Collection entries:
/---

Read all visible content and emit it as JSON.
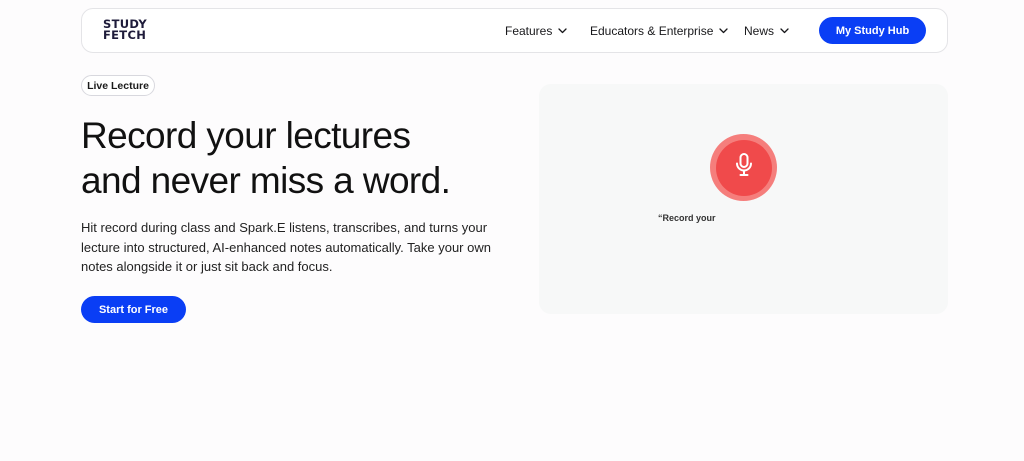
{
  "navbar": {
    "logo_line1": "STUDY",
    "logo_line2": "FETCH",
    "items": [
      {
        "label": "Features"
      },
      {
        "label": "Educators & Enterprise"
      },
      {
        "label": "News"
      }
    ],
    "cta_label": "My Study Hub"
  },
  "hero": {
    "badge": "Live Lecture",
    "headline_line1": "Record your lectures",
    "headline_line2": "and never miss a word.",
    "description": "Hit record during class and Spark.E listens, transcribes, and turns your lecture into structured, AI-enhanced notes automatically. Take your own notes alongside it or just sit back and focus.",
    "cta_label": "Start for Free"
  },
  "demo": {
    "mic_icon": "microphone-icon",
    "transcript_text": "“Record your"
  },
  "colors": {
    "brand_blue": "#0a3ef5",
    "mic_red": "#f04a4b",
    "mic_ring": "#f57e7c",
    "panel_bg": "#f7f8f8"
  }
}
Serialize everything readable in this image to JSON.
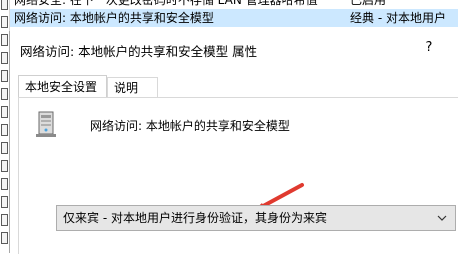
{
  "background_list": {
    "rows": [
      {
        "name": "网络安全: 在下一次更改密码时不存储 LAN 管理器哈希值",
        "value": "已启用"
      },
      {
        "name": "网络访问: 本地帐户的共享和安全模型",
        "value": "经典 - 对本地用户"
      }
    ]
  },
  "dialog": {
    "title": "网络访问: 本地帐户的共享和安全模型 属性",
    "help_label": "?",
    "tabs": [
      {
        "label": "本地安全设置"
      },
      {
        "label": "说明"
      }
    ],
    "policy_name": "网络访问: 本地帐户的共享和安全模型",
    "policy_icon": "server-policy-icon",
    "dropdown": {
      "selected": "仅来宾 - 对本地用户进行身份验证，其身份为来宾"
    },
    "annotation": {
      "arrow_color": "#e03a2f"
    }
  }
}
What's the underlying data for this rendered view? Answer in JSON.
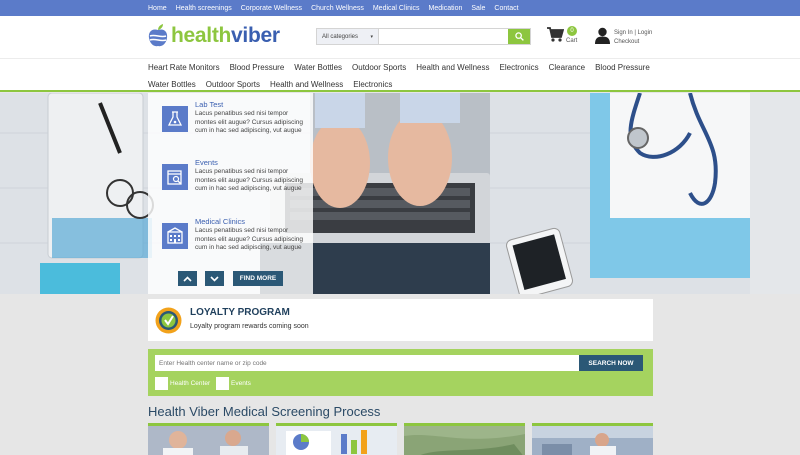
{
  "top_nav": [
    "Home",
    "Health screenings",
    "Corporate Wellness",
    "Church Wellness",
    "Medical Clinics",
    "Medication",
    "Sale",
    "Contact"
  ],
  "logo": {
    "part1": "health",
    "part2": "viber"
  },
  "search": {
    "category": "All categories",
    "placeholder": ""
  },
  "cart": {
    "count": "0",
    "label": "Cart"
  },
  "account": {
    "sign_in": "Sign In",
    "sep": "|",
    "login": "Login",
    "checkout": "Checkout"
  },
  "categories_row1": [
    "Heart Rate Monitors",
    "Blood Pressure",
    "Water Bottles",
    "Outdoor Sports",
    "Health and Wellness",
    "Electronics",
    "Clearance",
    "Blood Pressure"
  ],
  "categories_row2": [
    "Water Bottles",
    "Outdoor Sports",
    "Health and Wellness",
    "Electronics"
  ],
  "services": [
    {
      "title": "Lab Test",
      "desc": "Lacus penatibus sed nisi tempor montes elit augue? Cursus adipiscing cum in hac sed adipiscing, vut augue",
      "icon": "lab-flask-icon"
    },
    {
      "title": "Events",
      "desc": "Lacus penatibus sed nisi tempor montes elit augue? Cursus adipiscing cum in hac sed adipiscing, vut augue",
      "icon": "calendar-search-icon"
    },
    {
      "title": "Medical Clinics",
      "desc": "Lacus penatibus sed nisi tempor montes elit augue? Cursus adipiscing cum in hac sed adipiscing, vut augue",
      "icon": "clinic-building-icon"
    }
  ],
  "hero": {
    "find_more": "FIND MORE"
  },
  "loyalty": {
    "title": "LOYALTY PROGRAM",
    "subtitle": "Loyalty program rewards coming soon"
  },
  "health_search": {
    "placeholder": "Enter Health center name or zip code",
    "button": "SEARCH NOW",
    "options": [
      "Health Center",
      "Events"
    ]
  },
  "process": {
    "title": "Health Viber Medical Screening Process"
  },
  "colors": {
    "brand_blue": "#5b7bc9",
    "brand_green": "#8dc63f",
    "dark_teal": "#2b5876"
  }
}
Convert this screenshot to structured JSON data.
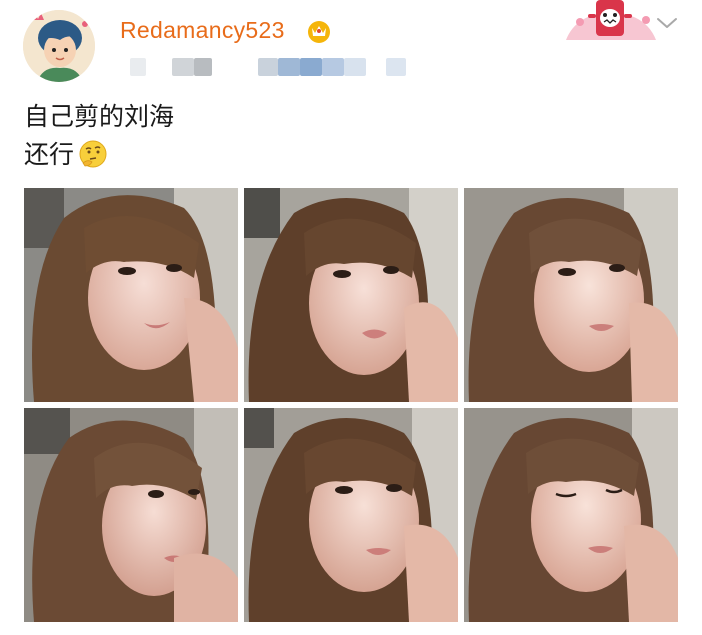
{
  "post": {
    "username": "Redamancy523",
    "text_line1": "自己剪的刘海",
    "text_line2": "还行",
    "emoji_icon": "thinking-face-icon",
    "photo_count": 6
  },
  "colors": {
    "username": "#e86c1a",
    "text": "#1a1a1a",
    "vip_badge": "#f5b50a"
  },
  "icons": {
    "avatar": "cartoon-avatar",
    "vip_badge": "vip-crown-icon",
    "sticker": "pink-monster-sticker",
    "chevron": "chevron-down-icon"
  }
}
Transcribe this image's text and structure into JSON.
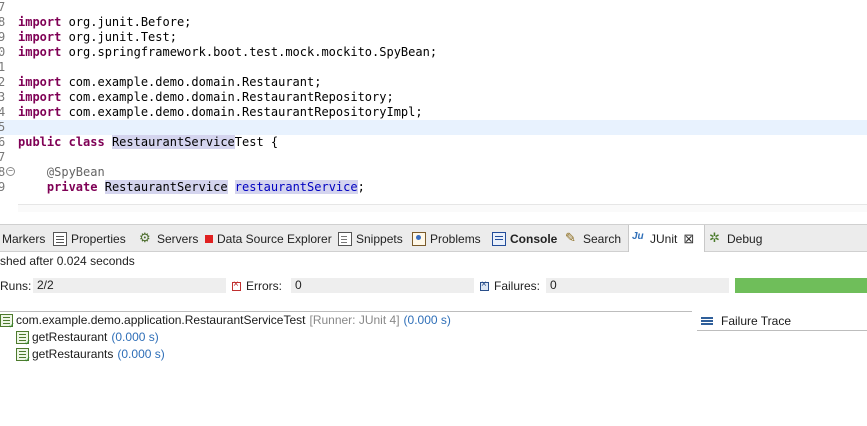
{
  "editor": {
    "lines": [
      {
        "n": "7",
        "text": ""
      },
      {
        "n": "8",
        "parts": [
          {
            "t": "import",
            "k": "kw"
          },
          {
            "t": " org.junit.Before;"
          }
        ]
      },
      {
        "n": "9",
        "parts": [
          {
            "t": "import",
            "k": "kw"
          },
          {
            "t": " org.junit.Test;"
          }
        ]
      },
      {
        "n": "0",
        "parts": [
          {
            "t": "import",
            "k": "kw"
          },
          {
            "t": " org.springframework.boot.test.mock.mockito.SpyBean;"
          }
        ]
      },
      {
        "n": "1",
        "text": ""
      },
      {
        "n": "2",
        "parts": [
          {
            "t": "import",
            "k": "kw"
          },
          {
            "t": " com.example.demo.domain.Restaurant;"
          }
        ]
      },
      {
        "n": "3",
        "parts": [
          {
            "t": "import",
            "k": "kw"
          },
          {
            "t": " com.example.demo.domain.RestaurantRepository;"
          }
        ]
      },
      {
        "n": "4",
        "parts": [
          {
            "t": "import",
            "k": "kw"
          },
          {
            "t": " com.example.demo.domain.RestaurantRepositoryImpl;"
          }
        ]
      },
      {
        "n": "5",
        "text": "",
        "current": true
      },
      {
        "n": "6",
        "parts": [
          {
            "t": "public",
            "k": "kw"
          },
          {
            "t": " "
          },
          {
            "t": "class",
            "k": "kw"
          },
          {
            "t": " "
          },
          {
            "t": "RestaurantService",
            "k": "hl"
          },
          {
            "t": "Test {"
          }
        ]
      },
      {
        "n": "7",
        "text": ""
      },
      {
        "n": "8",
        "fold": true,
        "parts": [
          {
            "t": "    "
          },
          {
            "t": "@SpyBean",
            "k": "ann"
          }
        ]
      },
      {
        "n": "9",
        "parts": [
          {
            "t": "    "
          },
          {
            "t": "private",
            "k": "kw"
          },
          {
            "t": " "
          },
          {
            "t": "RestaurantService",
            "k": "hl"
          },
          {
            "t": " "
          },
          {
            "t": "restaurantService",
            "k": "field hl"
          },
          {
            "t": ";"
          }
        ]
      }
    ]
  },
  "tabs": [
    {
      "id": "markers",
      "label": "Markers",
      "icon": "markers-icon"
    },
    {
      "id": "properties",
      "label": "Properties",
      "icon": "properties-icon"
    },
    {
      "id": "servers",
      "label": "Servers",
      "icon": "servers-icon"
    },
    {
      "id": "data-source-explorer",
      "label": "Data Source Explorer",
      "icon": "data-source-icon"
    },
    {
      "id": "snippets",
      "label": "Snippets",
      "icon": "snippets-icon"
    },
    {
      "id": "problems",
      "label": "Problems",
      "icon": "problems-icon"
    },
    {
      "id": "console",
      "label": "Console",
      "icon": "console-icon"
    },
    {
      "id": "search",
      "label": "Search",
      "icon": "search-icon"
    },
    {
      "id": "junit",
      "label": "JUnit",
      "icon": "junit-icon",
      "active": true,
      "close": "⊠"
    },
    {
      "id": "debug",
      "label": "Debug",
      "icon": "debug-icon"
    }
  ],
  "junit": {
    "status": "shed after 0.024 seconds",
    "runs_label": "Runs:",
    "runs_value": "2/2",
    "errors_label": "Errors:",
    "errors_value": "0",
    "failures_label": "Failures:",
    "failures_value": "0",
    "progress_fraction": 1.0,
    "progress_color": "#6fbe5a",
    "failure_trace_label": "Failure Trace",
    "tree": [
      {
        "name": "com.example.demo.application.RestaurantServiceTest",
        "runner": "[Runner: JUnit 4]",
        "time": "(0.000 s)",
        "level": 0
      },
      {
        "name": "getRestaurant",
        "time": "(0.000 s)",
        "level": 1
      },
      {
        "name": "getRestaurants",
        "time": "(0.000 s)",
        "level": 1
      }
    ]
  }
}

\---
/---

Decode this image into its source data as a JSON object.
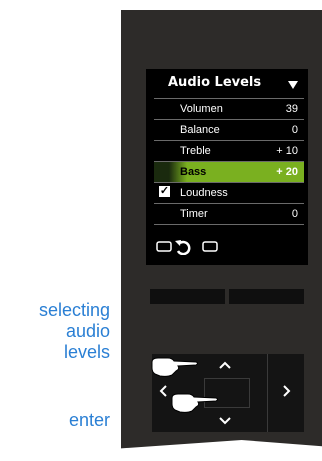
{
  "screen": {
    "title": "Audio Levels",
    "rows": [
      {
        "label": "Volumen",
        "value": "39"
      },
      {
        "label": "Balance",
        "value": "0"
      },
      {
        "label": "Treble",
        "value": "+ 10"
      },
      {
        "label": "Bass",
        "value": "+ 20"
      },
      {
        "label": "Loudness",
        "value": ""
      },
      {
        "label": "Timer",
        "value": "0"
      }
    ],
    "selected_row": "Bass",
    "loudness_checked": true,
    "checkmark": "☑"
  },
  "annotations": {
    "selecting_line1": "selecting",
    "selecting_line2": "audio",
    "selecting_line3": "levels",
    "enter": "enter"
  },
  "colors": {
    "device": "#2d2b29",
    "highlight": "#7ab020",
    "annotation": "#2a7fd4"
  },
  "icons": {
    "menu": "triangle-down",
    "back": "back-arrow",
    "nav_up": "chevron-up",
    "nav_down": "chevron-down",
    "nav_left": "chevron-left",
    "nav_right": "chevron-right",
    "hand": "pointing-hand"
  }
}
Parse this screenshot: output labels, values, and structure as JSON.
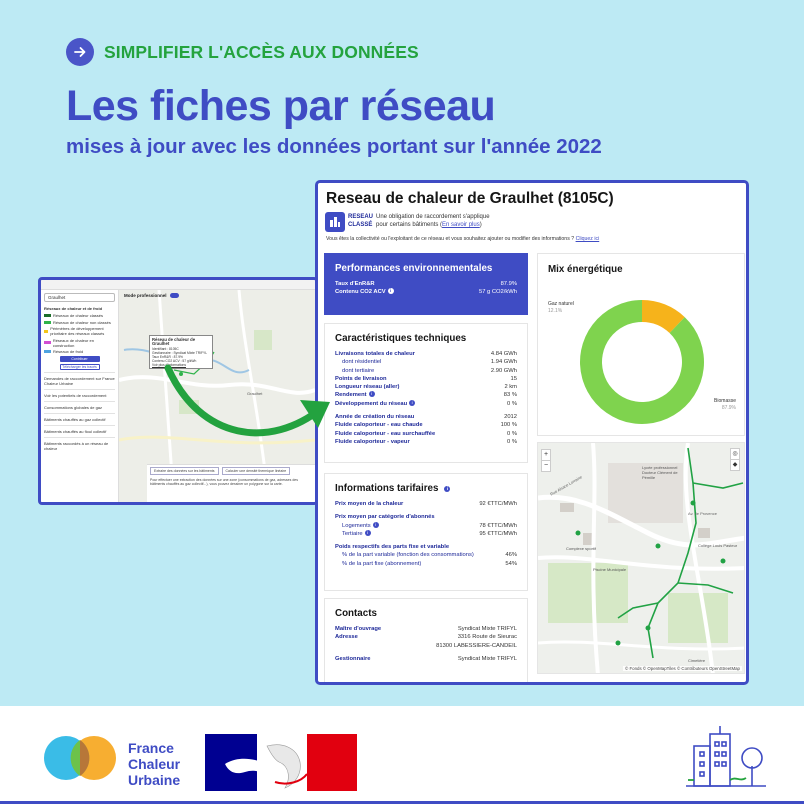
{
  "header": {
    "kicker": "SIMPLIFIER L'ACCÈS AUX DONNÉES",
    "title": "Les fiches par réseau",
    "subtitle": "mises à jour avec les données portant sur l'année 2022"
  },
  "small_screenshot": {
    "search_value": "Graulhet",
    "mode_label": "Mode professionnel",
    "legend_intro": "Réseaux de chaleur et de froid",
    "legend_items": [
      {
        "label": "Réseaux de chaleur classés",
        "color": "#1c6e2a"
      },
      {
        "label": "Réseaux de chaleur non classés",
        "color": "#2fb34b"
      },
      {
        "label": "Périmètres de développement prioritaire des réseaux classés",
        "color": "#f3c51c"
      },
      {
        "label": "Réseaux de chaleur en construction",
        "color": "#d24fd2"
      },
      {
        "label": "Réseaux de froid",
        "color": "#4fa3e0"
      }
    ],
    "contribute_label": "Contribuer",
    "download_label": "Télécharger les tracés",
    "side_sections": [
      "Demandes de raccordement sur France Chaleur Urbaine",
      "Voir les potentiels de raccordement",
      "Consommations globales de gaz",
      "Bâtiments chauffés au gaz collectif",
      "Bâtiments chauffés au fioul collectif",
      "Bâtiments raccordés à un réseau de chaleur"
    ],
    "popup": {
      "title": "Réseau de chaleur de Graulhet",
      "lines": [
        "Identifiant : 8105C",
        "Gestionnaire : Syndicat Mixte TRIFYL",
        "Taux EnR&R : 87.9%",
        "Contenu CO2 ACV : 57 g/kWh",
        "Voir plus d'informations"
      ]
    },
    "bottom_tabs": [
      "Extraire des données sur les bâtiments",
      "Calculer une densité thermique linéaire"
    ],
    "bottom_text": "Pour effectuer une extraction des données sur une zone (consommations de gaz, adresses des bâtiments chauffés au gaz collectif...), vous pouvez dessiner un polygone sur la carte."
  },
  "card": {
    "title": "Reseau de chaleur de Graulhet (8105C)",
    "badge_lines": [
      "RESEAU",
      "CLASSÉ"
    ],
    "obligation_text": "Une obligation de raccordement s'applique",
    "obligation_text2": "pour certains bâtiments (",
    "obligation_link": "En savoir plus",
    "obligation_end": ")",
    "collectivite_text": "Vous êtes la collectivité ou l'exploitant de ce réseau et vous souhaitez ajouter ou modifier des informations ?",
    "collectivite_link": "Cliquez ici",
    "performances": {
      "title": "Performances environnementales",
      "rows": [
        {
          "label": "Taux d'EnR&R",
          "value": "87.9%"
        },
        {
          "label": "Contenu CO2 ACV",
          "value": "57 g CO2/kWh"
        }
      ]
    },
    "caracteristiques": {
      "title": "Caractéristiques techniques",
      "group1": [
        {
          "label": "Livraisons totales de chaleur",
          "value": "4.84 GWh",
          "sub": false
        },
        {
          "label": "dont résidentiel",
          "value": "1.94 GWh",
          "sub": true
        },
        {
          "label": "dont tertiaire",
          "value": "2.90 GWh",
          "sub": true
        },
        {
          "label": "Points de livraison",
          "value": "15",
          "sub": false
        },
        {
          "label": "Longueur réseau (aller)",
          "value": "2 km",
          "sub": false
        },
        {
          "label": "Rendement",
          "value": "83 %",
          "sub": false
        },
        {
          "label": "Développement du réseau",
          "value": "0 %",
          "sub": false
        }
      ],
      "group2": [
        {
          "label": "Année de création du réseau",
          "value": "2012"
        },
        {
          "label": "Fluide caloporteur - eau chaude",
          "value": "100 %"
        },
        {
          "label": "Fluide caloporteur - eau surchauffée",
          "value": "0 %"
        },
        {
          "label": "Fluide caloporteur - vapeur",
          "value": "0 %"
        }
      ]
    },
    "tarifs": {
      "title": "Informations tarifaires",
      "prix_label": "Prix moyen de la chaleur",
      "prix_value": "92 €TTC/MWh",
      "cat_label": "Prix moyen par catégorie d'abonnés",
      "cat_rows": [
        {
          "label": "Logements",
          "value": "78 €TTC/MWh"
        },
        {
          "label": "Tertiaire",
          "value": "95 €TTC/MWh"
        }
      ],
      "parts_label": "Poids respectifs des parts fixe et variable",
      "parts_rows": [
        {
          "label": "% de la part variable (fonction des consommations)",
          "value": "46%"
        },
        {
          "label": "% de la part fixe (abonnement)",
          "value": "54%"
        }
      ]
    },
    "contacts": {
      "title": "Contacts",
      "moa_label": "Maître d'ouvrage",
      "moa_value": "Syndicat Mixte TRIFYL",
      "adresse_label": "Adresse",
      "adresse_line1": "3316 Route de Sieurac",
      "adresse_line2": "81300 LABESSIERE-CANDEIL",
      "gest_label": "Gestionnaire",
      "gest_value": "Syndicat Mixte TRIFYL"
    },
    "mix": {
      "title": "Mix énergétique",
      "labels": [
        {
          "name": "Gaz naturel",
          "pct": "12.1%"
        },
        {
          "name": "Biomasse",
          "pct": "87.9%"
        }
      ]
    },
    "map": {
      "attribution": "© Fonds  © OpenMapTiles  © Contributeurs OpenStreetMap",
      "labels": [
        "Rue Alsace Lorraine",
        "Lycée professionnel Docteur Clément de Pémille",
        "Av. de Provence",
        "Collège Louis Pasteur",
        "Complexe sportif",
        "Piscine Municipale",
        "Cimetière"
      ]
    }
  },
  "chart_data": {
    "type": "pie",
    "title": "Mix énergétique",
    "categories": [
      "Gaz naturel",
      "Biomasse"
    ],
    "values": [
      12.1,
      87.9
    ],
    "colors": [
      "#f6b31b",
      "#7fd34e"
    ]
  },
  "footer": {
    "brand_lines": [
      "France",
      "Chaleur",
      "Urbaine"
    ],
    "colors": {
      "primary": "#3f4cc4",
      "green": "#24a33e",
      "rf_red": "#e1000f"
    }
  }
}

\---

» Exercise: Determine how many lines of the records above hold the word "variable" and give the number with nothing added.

» Solved problem: 2